The shareability phenomenon isn’t going anywhere, as diners continue to seek out “for the table” offerings that allow everyone to have a taste or two in amiable companionability. But the dishes offered in these formats have moved far beyond those perennials favorites of pizza or French fries and have considerably upped both their culinary game and their irresistible cachet for diners.
These days, large-format dining usually involves one or more large dishes designed specifically to be enjoyed as a group, not just doubled-up orderings of several entrees.

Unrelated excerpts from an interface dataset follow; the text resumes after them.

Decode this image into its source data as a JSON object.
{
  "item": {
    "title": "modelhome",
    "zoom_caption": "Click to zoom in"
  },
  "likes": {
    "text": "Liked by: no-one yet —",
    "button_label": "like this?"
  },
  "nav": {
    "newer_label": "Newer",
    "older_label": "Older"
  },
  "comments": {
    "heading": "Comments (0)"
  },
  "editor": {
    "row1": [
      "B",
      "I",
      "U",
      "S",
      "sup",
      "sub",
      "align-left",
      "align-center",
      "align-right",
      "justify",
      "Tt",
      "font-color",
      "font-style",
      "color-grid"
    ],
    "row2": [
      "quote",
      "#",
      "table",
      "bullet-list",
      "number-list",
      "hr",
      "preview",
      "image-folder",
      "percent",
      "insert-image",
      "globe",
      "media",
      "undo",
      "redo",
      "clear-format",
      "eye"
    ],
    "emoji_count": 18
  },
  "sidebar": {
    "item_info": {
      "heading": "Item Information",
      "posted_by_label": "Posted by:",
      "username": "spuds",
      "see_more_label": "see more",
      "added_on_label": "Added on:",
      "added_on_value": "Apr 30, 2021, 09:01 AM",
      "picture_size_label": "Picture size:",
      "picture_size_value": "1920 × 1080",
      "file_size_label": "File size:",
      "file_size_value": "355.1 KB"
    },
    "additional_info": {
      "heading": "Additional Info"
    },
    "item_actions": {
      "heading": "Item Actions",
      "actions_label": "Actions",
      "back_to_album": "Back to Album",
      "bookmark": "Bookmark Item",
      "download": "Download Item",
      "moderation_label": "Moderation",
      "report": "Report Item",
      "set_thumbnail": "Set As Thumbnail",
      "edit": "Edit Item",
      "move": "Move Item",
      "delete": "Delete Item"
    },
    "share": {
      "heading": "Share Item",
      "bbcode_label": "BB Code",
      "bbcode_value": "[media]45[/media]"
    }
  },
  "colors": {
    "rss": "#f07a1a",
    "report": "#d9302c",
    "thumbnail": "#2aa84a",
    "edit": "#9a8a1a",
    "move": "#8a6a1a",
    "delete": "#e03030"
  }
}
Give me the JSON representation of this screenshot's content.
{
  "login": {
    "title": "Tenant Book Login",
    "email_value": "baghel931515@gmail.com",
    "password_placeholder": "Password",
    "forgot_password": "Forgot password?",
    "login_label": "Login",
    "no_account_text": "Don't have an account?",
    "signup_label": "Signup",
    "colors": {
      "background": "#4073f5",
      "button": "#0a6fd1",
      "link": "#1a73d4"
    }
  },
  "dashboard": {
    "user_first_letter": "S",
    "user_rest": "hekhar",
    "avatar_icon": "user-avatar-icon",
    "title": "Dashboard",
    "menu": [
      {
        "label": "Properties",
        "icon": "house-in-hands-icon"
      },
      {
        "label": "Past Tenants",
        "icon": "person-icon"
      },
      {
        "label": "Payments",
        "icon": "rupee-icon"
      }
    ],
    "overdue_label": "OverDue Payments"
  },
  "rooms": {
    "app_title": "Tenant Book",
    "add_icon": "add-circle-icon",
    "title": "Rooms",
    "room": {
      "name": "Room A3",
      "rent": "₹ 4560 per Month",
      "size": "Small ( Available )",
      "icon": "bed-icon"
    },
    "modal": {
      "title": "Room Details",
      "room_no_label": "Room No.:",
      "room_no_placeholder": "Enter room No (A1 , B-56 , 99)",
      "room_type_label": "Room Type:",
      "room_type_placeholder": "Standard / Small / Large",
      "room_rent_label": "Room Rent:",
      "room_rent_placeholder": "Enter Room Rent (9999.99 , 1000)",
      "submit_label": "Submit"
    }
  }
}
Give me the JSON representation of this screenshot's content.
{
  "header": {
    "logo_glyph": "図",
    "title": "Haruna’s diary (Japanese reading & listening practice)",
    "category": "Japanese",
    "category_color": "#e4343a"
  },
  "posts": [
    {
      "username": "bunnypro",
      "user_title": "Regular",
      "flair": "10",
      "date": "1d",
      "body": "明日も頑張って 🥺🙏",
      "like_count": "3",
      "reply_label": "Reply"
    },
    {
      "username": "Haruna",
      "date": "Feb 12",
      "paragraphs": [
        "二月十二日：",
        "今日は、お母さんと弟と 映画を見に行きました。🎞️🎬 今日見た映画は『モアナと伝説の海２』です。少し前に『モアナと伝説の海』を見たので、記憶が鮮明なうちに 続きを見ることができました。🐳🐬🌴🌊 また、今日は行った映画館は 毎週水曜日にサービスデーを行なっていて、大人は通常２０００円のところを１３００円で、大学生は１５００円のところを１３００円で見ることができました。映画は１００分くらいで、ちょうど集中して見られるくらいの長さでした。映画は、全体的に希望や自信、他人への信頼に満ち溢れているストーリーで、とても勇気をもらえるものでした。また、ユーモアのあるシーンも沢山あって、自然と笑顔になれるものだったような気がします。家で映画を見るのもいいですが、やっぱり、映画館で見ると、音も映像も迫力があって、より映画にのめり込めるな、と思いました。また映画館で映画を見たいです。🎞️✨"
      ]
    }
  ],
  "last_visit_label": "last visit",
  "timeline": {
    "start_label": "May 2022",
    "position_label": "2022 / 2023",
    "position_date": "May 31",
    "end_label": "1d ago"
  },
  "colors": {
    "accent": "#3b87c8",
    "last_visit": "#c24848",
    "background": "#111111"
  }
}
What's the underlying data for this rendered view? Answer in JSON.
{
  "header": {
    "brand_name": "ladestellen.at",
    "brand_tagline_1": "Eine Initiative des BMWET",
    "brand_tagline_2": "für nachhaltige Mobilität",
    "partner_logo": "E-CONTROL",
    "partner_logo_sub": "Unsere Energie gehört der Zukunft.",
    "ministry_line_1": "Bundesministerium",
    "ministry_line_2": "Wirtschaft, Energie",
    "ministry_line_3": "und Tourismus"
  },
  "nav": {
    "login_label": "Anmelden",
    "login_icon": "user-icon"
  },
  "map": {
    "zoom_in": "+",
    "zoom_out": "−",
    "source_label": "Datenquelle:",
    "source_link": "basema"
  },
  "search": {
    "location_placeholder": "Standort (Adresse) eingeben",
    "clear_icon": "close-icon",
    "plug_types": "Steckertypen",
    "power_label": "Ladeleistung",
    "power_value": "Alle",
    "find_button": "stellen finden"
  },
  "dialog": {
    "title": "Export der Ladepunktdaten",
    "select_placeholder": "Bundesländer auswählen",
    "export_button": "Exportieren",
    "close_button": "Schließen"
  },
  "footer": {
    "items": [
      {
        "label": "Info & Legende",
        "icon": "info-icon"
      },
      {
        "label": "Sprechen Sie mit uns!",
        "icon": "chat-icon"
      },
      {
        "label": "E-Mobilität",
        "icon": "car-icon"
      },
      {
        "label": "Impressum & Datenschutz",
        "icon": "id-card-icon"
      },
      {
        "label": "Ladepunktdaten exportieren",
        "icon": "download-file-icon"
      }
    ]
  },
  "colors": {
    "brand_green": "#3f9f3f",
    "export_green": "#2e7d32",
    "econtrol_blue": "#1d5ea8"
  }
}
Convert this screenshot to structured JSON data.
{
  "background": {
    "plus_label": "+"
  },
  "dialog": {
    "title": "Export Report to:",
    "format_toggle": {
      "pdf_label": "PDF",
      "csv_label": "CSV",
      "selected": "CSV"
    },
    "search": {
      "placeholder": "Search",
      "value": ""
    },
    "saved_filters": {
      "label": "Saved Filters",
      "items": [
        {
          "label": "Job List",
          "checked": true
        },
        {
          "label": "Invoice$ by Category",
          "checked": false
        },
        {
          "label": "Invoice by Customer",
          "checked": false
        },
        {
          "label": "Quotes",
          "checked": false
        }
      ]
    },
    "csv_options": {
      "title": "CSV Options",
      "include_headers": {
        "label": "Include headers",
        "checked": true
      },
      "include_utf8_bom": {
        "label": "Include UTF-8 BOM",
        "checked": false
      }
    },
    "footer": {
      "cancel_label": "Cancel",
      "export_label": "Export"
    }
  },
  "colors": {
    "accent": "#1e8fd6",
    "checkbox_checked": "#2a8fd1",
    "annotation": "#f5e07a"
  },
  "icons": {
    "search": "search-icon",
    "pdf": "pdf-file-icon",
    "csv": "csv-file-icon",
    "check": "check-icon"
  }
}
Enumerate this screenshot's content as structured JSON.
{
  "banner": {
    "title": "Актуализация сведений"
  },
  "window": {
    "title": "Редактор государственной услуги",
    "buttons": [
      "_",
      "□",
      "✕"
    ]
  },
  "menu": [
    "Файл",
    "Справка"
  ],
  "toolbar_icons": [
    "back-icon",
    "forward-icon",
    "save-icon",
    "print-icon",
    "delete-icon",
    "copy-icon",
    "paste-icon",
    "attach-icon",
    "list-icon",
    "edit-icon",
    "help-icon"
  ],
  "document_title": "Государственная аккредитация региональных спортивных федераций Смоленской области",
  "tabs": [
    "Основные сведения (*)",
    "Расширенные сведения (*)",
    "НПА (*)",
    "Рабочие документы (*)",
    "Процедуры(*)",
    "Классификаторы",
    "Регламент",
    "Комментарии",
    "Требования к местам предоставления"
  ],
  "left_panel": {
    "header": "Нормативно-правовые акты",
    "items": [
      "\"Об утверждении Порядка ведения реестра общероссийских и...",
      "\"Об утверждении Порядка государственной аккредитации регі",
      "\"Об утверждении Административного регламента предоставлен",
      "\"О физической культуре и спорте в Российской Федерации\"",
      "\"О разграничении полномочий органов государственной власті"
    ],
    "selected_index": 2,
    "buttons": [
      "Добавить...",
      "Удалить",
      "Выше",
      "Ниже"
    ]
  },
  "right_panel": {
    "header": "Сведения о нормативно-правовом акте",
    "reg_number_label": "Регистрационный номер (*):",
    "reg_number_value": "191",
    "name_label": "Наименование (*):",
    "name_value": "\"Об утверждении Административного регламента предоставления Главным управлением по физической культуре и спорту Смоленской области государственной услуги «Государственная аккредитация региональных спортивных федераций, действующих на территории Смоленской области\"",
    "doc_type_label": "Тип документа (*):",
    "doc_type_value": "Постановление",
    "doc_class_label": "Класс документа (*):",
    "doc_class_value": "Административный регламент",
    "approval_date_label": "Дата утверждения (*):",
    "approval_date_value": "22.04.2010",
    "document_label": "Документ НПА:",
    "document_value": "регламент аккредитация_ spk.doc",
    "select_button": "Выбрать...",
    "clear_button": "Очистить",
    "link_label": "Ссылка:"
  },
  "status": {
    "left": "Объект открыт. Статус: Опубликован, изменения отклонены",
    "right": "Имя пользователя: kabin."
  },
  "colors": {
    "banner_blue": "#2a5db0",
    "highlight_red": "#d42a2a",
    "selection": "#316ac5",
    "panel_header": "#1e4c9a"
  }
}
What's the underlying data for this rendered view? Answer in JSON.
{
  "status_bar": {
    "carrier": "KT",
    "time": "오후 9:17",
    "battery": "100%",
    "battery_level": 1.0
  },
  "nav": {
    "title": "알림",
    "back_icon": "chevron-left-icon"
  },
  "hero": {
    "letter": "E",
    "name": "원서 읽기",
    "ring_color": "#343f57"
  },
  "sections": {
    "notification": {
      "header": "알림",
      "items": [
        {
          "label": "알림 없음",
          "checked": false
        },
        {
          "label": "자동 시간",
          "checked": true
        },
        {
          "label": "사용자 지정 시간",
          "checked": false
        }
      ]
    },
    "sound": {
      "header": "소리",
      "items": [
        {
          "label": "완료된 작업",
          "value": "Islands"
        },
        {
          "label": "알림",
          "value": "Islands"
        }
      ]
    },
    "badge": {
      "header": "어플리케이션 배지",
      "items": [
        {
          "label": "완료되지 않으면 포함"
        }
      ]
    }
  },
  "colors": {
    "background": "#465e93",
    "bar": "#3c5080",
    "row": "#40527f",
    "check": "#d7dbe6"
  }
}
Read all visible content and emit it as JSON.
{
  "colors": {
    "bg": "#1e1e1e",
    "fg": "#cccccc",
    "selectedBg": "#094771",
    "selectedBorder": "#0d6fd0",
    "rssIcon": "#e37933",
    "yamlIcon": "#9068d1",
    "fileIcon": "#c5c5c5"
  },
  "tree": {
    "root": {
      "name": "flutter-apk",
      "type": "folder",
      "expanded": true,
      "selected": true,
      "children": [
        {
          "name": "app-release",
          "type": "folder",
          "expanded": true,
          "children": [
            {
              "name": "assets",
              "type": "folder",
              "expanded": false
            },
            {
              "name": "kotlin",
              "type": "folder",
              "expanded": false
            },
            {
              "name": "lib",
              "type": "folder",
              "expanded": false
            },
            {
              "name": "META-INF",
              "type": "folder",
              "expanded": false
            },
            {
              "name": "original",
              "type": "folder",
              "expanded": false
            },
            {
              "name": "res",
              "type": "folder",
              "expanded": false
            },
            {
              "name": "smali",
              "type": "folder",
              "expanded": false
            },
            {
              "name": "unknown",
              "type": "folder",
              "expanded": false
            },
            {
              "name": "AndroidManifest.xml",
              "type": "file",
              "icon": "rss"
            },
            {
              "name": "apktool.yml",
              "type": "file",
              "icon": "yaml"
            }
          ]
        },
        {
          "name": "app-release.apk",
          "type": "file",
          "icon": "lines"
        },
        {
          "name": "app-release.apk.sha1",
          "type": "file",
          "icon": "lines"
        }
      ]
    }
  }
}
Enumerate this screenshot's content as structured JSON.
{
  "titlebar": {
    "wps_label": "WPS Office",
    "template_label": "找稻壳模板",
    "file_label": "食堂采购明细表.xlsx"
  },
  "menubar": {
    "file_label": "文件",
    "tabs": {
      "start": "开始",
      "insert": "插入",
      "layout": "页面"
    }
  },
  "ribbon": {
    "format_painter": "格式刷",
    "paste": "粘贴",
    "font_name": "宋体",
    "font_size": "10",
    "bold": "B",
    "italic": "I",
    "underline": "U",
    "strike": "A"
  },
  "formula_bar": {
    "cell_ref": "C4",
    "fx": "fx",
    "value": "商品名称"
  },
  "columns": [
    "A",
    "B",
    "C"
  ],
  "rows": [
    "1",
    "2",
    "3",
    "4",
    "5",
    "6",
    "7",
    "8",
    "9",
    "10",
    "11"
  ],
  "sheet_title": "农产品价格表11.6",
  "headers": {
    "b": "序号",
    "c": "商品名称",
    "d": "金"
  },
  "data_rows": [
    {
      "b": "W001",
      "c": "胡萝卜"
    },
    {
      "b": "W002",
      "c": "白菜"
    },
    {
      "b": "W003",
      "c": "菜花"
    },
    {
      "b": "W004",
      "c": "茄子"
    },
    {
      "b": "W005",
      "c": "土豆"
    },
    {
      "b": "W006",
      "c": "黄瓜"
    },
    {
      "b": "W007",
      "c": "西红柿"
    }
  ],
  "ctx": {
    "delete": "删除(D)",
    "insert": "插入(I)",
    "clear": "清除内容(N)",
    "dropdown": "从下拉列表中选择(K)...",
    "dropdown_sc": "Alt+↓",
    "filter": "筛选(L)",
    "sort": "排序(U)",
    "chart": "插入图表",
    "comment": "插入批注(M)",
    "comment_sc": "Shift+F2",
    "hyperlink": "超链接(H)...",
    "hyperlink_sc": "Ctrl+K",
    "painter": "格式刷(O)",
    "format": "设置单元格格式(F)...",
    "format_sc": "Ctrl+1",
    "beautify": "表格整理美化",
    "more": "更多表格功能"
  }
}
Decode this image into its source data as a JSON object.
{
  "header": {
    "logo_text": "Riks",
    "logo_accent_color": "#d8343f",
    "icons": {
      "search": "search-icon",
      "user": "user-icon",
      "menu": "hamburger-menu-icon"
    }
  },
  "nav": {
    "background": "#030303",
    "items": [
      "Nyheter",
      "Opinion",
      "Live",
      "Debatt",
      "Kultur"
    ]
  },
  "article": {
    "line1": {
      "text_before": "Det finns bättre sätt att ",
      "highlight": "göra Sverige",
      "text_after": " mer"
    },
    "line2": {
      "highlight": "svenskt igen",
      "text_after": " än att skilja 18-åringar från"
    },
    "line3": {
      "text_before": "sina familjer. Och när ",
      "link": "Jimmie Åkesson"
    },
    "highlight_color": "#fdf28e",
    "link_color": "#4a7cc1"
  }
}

With their one-of-a-kind distinction and celebratory feel already built in, these dishes tend to allow for stronger pricing models and more robust revenue generation.
Whole gator gone wild
Often, the format calls for an over-the-top animal protein, perhaps best exemplified by the Brooklyn-meets-Bayou venue Gumbo Bros, whose co-owner, Adam Lathan, jokingly describes himself as the premiere whole-alligator roaster in New York city (not that there’s much competition for the title). According to a recent Daily Beast story on whole-gator cooking by Pervaiz Shallwani, “The latest novelty in whole animal cooking, gator seems to be a phenomenon that has been gaining strength over the past decade.”
Pig heads or tails
If gator isn’t your thing, perhaps your next outsized special could be from a more traditional source, like pork. But hold on to your hat — the trendiest shareable part of a swine these days is – you guessed it – the head. One of the first chefs to popularize shareable pig’s head as an entree was James Beard-winning chef Jonathon Sawyer at his Cleveland gastropub The Greenhouse Tavern, where it’s on the brunch menu under the cheeky description of Face & Eggs: roasted pig’s head served with BBQ sauce, fried eggs and a brioche bun.
At Boston’s Craigie on Main, chef Tony Maw serves up a large-format meal of confit and roasted milk-fed pig’s head with sides of Bibb lettuce, spicy pumpkin sambal and boudin noir-hoisin sauce.
Please, just a steak
Big beef can also be beautiful, as exemplified by Boston-based RUKA, a Peruvian-Asian fusion concept that serves a 24-ounce prime corazon de ribeye served with miso mushrooms, curly salt-and-pepper-chips and piri amarillo sauce.
At Yvonne’s Restaurant and Supper Club, also in Boston, diners have several large-format protein options, including Hong Kong beef brisket, which spends 24 hours in a char siu marinade before being seasoned with Five-Spice Hot Pot and served with crunchy garlic, chili noodles, pea pod stems, sprouts, black mushrooms, Napa cabbage. Yvonne’s also goes big with its 32-ounce Niman Ranch long bone ribeye steak, served with steak fries, black garlic butter and marinated mushrooms.
Get inspired with Marzetti appetizer recipes to make shareable meals more accessible for your diners.